  • the Council of Europe Convention on preventing and combating violence against women (Istanbul Convention, signed in 2011 but not yet ratified); and

  • the Beijing Platform for Action, which calls for removing all barriers to equal participation.

In addition, North Macedonia has adopted several laws and established mechanisms to advance gender equality. The Law on Equal Opportunities of Women and Men obliges public institutions to ensure equal rights and opportunities for women and men and to integrate gender into their policies, strategies and budgets through specific measures to reduce gender inequality.

The country is implementing its first National Strategy on Gender Equality (2013-2020), a Government Strategy for introducing Gender Responsive Budgeting (2012-2017) and a second National Strategy for protection and prevention of Domestic Violence (2012-2015).

National gender policies are implemented by the Department for Equal Opportunities of Women and Men at the Ministry of Labour and Social Policy, the Parliamentary Commission for Equal Opportunities, coordinators for equal opportunities in all line Ministries and by a government inter-sectorial gender equality advisory group. There are also equal opportunity commissions and coordinators at each local self-government unit.

Despite these efforts, implementing gender equality at the local level has been difficult.

Elected women councillors have weak influence within their political parties and local self-government units and there were no female mayors anywhere in the country from 2009 to 2013.

To address women’s low representation and weak political influence at the local level, UN Women launched the three-year project ‘We are leaders of our communities’. Implemented by the Institute for Social Sciences and Humanities ‘Euro Balkan’ and the Macedonian Women’s Lobby, the project:

  • supported women candidates in the 2013 local elections;

  • strengthens elected women’s capacities in their local government units and parties;

  • works to improve local gender equality policies to better reflect local citizens’ needs and priorities.

UN Women in action in North Macedonia

  • 47 newly elected local councillors and Equal Opportunities Commission members in 21 Local Self-Government Units (LSGUs) completed a one-year mentorship programme that included online courses and direct mentorship to design and implement local gender equality actions

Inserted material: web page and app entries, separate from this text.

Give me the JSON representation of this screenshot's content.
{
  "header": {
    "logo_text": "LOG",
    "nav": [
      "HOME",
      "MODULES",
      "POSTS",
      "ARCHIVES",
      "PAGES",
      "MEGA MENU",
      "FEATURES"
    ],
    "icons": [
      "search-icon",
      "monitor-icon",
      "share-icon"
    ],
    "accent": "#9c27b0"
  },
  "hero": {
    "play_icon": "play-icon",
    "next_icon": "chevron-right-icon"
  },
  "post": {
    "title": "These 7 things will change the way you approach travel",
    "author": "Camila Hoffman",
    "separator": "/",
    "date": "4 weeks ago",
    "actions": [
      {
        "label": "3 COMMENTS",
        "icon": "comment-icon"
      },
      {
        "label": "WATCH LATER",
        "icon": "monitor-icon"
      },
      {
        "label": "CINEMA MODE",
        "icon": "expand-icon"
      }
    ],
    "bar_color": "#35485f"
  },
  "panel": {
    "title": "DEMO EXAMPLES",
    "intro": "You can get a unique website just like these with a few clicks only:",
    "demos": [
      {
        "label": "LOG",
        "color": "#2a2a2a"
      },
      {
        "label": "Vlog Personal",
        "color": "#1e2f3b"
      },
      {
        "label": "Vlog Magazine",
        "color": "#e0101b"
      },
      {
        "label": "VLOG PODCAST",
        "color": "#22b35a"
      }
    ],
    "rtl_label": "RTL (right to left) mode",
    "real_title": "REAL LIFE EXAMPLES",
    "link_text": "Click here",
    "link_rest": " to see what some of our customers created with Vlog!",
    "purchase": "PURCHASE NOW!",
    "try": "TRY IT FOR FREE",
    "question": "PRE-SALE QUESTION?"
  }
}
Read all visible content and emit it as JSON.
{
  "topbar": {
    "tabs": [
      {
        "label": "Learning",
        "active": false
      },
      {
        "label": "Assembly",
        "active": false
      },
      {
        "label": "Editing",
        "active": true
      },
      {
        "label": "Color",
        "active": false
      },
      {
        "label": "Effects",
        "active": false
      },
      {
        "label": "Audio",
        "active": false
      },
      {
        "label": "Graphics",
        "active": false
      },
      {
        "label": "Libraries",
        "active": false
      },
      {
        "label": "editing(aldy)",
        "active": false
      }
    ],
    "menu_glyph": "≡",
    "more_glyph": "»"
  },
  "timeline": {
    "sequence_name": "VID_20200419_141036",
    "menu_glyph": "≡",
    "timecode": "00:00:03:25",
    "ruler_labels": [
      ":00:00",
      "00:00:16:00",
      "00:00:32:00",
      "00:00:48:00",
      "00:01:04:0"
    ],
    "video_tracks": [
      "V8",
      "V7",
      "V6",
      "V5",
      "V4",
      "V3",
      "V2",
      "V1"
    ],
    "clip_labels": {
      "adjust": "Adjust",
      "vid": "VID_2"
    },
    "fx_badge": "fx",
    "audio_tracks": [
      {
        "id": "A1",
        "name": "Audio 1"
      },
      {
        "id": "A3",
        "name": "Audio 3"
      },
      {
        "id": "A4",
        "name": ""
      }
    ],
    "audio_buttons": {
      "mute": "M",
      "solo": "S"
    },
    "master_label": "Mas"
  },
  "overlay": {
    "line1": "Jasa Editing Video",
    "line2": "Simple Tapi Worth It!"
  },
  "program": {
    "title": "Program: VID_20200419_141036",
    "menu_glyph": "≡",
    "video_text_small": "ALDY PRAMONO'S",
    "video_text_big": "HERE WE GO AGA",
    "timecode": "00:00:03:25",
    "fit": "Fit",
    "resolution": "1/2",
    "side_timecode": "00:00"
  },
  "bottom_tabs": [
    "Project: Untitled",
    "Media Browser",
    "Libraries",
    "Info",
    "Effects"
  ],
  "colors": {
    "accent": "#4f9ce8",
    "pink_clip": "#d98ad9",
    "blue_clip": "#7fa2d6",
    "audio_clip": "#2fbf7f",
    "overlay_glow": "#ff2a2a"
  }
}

  • LSGU councillors introduced gender equality initiatives and allocated municipal budget funds for local citizens’ specific needs initiatives with a direct impact on women’s lives:

  • The Municipality of Stip introduced extended kindergarten hours to benefit families doing shift work in local textile factories;

  • The Municipalities of Sveti Nikole and Mavrovo-Rostushe supported awareness-raising activities and free transportation for women from rural communities so that they can obtain regular preventive breast and uterine cancer check-ups;

  • the Municipality of Ceshinovo Obleshevo hired a lawyer to provide free legal aid to survivors of domestic violence;

  • The Municipality of Strumica amended its statute and internal human resource management procedures to strengthen the mandate and responsibilities of its Commission for Equal Opportunities;

  • The Municipality of Bitola introduced a new bus line in rural communities to better serve rural women.


[1] Labour Force Survey, State Statistical Office of FYR Macedonia, Skopje, 2014